In addition, since it’s non-fiction, there aren’t that many lessons I can personnally glean from it for my own writing. But still… writing is writing.

First, some caveats: I don’t read Italian, so I had to read a translation. Which means a lot of the literary flair, for lack of a better word, of the work was lost on me.

I’m also not a history scholar, and the version I read was a bit sparse on annotations and explanations (I’m currently reading a much more detailed analysis of Sun Tzu’s Art of War, and it helps a lot.)

That said…

I think that as a literary work, The Prince is a bit too flowery for the content. In other word, there’s a bit too much noise for the signal. In this case, it’s taking relatively simple concepts and discussing them in long-winded passages, with a couple of (often unnecessary) examples to illustrate them.

Now, I’m not saying scholarly works should be short. I’m saying that they should be right length (and one of the strength of The Prince is that it breaks down the art of governance into small, easily digestible chunks… so why bury the small chunks into long diatribes?)

That’s a good lesson to keep in mind for fiction… and one I think I should try to heed. It’s easy to run up a word count with chaff and flowery, adjective-laden language. And, unfortunately, some padding can be unavoidable because of the realities of publishing – if you need an 80,000 word text to be published in your genre, there’s no shame in padding your 78,465 manuscript with an otherwise useless description of a sunset.

But if you have a 24,000 words manuscript…. Maybe pitch it for short story collection instead of as a novel?

Actual Progress

The last week and a half has been something quite rare: it’s been productive.

In part, I think that’s because I switched task management systems, going from ToDoist to Habitica.
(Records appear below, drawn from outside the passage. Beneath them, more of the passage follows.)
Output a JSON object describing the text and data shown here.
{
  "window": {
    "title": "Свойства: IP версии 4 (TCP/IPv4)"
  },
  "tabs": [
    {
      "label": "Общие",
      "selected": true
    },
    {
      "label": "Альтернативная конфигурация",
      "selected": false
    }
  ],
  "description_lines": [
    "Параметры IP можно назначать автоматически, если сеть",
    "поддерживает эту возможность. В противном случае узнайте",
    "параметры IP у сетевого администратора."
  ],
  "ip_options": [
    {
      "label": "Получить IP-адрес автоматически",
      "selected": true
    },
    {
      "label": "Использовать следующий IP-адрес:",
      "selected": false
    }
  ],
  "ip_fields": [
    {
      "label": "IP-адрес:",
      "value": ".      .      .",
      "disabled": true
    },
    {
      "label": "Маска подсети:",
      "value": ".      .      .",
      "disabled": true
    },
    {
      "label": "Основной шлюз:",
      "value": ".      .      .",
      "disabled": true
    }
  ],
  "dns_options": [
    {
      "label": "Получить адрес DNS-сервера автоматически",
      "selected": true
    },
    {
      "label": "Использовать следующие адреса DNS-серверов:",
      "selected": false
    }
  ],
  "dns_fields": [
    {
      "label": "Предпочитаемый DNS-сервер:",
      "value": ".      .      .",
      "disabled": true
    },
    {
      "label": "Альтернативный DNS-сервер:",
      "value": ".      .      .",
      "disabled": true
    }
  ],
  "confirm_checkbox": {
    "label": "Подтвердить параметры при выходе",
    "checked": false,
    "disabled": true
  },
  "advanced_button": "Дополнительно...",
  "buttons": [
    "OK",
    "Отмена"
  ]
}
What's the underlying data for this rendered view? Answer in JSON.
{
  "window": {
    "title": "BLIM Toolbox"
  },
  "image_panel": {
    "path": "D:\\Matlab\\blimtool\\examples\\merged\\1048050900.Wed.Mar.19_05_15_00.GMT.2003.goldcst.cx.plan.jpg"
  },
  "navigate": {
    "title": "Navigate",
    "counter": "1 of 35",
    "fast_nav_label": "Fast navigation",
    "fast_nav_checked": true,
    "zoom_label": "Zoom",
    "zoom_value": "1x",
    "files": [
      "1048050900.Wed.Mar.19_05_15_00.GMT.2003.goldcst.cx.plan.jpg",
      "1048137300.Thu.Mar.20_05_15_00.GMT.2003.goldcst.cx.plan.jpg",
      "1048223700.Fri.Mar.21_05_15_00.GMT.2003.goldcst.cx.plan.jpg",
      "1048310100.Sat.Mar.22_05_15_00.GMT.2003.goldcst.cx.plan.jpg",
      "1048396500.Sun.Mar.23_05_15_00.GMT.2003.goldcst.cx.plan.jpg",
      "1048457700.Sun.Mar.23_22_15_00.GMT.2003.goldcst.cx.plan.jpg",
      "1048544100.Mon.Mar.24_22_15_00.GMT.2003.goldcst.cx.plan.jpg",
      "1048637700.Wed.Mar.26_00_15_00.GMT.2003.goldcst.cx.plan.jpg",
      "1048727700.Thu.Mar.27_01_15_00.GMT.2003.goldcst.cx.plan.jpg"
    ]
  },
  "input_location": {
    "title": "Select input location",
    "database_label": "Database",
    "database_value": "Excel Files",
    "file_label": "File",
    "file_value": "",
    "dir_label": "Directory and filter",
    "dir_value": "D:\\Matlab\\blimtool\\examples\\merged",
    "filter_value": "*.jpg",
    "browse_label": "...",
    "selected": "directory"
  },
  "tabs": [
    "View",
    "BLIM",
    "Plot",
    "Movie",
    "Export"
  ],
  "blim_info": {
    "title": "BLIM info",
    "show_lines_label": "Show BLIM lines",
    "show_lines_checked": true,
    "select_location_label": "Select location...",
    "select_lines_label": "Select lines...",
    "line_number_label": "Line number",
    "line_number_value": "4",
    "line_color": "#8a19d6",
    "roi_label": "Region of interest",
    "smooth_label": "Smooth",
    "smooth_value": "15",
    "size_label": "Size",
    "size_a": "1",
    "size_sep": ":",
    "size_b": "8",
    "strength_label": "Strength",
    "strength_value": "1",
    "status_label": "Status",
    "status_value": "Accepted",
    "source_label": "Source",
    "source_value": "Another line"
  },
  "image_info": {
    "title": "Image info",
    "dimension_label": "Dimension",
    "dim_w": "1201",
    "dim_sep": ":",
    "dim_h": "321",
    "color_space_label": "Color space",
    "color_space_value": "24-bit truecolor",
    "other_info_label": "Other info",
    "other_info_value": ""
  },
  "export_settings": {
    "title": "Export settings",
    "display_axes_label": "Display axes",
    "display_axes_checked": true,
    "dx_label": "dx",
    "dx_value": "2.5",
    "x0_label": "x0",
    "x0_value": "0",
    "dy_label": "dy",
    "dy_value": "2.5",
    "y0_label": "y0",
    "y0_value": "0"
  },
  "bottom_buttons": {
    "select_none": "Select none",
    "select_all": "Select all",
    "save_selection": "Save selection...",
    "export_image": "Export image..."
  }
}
I won’t pretend the gamification features don’t help (I HATE losing HP) but the real winner for me is the organization (and the fact that missed deadlines don’t necessarily stick around in a Late Queue of Despair.)

Regardless of the reason, I’m actually progressing quite switfly on editing Book the First, I’m slowly adding words to Book the Second, and I’m keeping on top of my other obligations and goals for the year.

It’s not always easy (and in part, I’m succeeding because I’ve set the bar quite low in terms of wordcount-per-day and pages-revised-per-day) but the I’d rather hit easy milestones every day than repeatedly fail at harder ones.

I still have quite a few non-routine challenges on the menu right now, which makes further progress difficult, but I think I’ve finally managed to get some forward momentum going.

So what’s up next? Well, I have a Just my Opinion post ready to be written. I’m probably going to torch all my EU4 saves in order to attempt an easier challenge. And maybe some cool news soon, too. We’ll see.